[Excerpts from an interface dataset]

^^^^

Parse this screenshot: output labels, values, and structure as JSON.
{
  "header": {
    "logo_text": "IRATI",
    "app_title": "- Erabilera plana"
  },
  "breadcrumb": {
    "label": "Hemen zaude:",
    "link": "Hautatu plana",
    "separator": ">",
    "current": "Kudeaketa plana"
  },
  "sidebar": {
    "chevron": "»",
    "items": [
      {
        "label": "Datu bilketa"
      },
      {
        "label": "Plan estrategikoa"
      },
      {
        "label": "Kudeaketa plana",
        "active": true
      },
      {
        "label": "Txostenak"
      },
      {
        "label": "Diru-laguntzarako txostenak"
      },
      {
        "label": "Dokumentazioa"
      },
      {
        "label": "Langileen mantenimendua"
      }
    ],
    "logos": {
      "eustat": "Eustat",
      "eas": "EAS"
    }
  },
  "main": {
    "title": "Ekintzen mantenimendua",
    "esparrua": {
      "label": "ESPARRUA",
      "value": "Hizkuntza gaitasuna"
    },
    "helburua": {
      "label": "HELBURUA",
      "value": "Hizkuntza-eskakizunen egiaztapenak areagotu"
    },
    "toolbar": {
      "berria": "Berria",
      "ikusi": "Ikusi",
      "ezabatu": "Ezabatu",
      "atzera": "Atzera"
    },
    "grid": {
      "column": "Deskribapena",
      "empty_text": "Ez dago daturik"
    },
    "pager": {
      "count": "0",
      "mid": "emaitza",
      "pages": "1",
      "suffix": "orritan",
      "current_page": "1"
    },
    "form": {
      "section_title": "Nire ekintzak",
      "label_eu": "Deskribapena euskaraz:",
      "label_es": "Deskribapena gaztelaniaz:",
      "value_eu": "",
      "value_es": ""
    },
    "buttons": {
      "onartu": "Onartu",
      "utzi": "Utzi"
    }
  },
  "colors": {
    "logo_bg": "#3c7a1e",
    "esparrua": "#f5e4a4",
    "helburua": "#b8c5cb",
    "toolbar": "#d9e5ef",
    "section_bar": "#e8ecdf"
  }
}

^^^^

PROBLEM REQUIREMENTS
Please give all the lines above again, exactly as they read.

WRITTEN ANSWER
Parse this screenshot: output labels, values, and structure as JSON.
{
  "header": {
    "logo_text": "IRATI",
    "app_title": "- Erabilera plana"
  },
  "breadcrumb": {
    "label": "Hemen zaude:",
    "link": "Hautatu plana",
    "separator": ">",
    "current": "Kudeaketa plana"
  },
  "sidebar": {
    "chevron": "»",
    "items": [
      {
        "label": "Datu bilketa"
      },
      {
        "label": "Plan estrategikoa"
      },
      {
        "label": "Kudeaketa plana",
        "active": true
      },
      {
        "label": "Txostenak"
      },
      {
        "label": "Diru-laguntzarako txostenak"
      },
      {
        "label": "Dokumentazioa"
      },
      {
        "label": "Langileen mantenimendua"
      }
    ],
    "logos": {
      "eustat": "Eustat",
      "eas": "EAS"
    }
  },
  "main": {
    "title": "Ekintzen mantenimendua",
    "esparrua": {
      "label": "ESPARRUA",
      "value": "Hizkuntza gaitasuna"
    },
    "helburua": {
      "label": "HELBURUA",
      "value": "Hizkuntza-eskakizunen egiaztapenak areagotu"
    },
    "toolbar": {
      "berria": "Berria",
      "ikusi": "Ikusi",
      "ezabatu": "Ezabatu",
      "atzera": "Atzera"
    },
    "grid": {
      "column": "Deskribapena",
      "empty_text": "Ez dago daturik"
    },
    "pager": {
      "count": "0",
      "mid": "emaitza",
      "pages": "1",
      "suffix": "orritan",
      "current_page": "1"
    },
    "form": {
      "section_title": "Nire ekintzak",
      "label_eu": "Deskribapena euskaraz:",
      "label_es": "Deskribapena gaztelaniaz:",
      "value_eu": "",
      "value_es": ""
    },
    "buttons": {
      "onartu": "Onartu",
      "utzi": "Utzi"
    }
  },
  "colors": {
    "logo_bg": "#3c7a1e",
    "esparrua": "#f5e4a4",
    "helburua": "#b8c5cb",
    "toolbar": "#d9e5ef",
    "section_bar": "#e8ecdf"
  }
}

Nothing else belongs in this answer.